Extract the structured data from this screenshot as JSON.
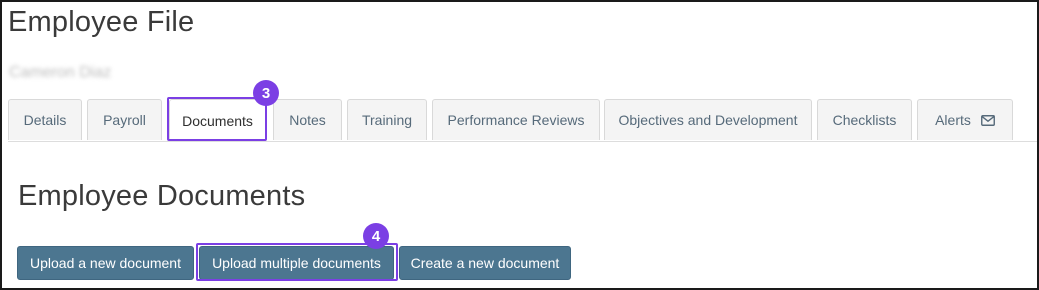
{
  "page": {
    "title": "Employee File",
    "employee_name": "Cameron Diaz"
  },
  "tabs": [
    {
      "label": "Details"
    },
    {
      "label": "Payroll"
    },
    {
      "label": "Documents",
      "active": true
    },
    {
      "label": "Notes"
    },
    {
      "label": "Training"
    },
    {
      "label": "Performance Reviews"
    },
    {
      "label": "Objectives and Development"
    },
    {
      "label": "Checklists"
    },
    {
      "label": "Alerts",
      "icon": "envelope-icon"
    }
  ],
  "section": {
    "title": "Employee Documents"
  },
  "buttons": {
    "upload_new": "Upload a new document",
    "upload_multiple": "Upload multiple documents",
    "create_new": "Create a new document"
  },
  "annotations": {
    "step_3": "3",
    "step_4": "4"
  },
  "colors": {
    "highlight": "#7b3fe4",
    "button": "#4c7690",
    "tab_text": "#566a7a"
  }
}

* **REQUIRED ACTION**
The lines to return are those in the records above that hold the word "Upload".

* **ANSWER BOX**
    "upload_new": "Upload a new document",
    "upload_multiple": "Upload multiple documents",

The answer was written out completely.